All content on this site is available under the Creative Commons Attribution 4.0 International license: Math Puzzle from March 29, 2019
Can you solve a differential equation in electrical engineering?
Written on by Noble Mushtak

The following was a puzzle presented to Marshwood GT students on March 29, 2019. Have fun doing math!

In AP Calculus AB, you learn about separable differential equations, which can seem like a really abstract technique which is not very practical. However, today, differential equations like these can actually be a very useful tool in physics and electrical engineering!

In this riddle, we're going to look at an RC circuit, which is a circuit with a charged capacitor and a resistor in a series circuit: (Image from Wikimedia)

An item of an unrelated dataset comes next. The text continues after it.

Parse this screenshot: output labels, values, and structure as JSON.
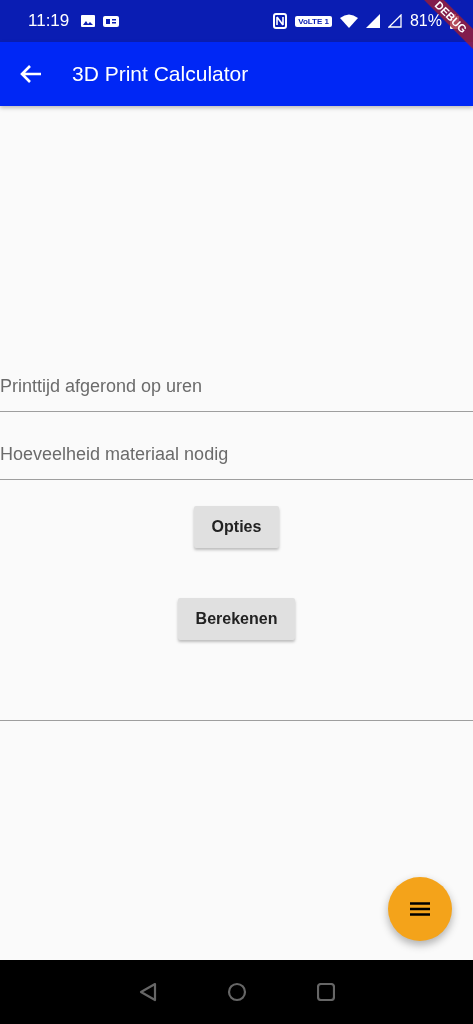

In terms of $$Q_0$$, the initial charge on the capacitor, $$C$$, the capacitance of the capacitor, and $$R$$, the resistance of the resistor, find an expression for $$Q(t)$$, the charge on the capacitor as a function of time.

Part 0: Most of you probably understand what a resistor is from high school physics, but some of you may have no idea what a capacitor is, which is important to solving this riddle. One simple way to think of a capacitor is as an electrical component which stores electrical potential energy, or voltage. A capacitor stores electrical potential energy by storing charge on two opposite plates, as shown in the picture below: Here, the separation of the positive charge on the top plate and the negative charge on the bottom plate leads to an electric field which stores electrical potential energy. However, how do we calculate the voltage $$V$$ stored in the capacitor from the charge $$Q$$ on the capacitor's plate? It turns out that the voltage is actually directly proportional to the charge, and the constant of proportionality is called the capacitance, $$C$$, of the capacitor:

$$C=\frac{Q}{V}$$

Now, solve for the potential difference across the capacitor.

Part 1: Now that we've covered capacitors, let's move onto resistors. In high school physics, many of you learned about Ohm's Law, which says that the current flowing through the resistor is:

$$I=\frac{V}{R}$$

where $$V$$ is the voltage potential drop across the resistor and $$R$$ is the resistance of the resistor.

Now, in the RC circuit, let's think about where this current is coming from. Since all we have is a resistor and a capacitor, any current that flows through the resistor must also flow through the capacitor since current flows through the whole circuit. However, if current flows from the positively-charged plate to the negatively-charged plate of the capacitor, then the positively-charged plate must be losing charge, or becoming less positive, while the negatively-charged plate is gaining charge, or becoming less negative. This ultimately means that the current flowing through the resistor is the rate of decrease in $$Q$$, the charge in the capacitor, so we find that:

$$-\frac{dQ}{dt}=\frac{V}{R}$$

Now, solve for the voltage potential drop across the resistor.

Part 2: Kirchoff's loop rule says that around any loop in an electrical circuit, the sum of voltage sources, or EMFs, equals the sum of voltage potential drops. Thus, using your answers from Part 0 and Part 1, write down the differential equation that you find from Kirchoff's loop rule. Then, solve the differential equation for $$Q$$ as a function of time $$t$$, using the initial condition $$Q(0)=Q_0$$.

Click here to check your answer.The differential equation is $$\frac{Q}{C}=-R\frac{dQ}{dt}$$ and the solution is $$Q=Q_0e^{-\frac{t}{RC}}$$.

Messenger

Waiting to get the comments...

If you see this message for a long time, make sure JavaScript is enabled in your browser.

Remember that this is simply a light-hearted chat center where everyone is anonymous and can pretend to be whoever they want, so don't take things too seriously and have fun! (I reserve the right to edit or delete any chat comment, especially if the comment is spam or offensive.) Also, you can read the Privacy Policy here.